Q: How does a noisy, big and polluted city of 5 million people disappear?!
A: All you need is a little rain and wind. When you can see the Andes that surround it, the city almost literally vanishes. From the vantage point within the city the Andes are impressive, but not overwhelming. After all Santiago is a BIG city. Step away from the city and you realize how insignificant man's work really is compared to nature. Litterally and ant standing next to an elephant.

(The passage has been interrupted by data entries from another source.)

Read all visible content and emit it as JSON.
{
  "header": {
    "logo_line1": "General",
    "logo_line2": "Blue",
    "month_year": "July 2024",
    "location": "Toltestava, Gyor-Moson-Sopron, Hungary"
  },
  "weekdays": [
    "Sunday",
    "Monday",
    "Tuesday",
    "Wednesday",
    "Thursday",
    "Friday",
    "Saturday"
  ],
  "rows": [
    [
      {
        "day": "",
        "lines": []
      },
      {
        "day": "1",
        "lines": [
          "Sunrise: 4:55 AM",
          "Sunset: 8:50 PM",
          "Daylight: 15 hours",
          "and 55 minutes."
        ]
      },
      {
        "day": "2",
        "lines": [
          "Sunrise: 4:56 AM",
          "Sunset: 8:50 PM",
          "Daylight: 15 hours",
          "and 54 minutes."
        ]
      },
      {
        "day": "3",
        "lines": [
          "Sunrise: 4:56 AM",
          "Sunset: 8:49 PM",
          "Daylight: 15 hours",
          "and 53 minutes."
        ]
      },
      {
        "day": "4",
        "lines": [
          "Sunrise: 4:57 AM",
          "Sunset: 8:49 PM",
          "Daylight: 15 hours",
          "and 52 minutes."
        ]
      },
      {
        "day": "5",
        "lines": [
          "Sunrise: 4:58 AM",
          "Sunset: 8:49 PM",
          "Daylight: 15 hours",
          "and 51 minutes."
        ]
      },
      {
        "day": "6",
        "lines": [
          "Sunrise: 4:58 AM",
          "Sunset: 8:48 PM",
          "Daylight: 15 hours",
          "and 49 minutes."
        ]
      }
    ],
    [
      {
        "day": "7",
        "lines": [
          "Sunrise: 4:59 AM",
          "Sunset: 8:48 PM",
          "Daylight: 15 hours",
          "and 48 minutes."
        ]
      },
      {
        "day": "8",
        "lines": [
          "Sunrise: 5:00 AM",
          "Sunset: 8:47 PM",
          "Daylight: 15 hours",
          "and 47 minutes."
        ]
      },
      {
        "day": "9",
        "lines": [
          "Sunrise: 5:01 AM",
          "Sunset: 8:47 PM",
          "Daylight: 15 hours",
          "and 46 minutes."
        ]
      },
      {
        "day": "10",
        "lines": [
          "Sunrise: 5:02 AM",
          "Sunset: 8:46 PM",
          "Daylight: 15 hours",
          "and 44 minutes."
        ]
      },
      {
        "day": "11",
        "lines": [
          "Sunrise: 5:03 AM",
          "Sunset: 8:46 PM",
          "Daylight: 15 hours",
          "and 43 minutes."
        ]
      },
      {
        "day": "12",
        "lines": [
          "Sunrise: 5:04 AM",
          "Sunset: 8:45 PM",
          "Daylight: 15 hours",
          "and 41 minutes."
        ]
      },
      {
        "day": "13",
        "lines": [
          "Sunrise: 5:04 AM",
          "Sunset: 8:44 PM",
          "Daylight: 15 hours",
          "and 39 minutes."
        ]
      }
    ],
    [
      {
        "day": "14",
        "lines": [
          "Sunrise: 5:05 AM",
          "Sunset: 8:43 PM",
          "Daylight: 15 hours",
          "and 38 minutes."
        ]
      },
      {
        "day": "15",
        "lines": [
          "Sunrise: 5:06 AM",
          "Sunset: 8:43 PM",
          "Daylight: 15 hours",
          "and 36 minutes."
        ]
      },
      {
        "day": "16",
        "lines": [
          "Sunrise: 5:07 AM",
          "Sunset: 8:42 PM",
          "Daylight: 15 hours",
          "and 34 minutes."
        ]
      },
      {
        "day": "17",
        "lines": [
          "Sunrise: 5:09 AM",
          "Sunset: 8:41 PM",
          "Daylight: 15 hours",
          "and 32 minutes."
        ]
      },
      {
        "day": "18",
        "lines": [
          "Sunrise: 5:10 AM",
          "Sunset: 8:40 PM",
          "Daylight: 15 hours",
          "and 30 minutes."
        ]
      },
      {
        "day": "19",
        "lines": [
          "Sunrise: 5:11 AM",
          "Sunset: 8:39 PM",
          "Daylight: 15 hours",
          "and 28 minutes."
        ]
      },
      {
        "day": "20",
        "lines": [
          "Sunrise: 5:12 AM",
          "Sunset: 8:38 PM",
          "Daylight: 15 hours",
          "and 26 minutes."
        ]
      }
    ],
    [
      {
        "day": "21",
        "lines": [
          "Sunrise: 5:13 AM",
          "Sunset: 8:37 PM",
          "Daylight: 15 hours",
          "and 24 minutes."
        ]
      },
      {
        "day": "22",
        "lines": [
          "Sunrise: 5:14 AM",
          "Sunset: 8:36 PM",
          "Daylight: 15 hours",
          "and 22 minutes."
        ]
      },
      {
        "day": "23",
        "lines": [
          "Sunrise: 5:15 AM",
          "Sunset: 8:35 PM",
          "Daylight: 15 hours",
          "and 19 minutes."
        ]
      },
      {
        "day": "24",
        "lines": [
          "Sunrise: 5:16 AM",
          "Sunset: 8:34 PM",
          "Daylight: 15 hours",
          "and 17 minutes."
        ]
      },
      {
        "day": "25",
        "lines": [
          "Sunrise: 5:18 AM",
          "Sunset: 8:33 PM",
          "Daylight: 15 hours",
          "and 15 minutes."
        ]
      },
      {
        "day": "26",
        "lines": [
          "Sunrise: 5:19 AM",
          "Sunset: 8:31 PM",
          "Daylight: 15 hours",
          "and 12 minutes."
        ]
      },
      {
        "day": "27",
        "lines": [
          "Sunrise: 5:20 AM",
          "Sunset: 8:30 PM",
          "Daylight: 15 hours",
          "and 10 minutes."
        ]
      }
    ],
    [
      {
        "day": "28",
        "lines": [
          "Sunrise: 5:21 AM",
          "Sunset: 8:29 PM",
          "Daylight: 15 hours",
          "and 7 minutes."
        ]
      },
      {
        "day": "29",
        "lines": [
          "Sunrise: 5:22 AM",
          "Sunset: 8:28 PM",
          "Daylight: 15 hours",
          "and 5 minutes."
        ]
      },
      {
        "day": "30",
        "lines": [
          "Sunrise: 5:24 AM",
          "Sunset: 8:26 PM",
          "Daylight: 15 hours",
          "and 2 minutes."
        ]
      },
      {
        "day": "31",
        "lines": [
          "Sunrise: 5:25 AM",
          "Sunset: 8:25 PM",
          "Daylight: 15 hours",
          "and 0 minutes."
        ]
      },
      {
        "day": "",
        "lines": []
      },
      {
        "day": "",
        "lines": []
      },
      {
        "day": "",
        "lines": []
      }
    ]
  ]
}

For those of you that have never been there Santiago sits at and elevation of approximately 2,000 feet. The tallest buildings in the city are about 40 some stories tall (big, but not huge - it's a very seismic country). The lowest little dark hill on the lower left corner is Cerro San Cristobal, from where several photos in this gallery were taken. This little, but steep hill still almost in the center of Santiago and is only about 2,700 feet high. It is easily accessible by foot or car - but feels high when you are there though. The darker small mountain in the foreground - which when I was little thought, as many kids incorrectly do, was a volcano, is calle Cerro Manquehue. Much bigger and hard to get to climb is still only 5,000 feet tall and, for all intents and purposes almost in the city now. The snowed peaks in the background are still very close to the city and are probably in the neighborhood of 16,000 feet high. The tallest mountains are off the image to the right and top out at over 22,000 feet and are only about 25 miles from downtown Santiago.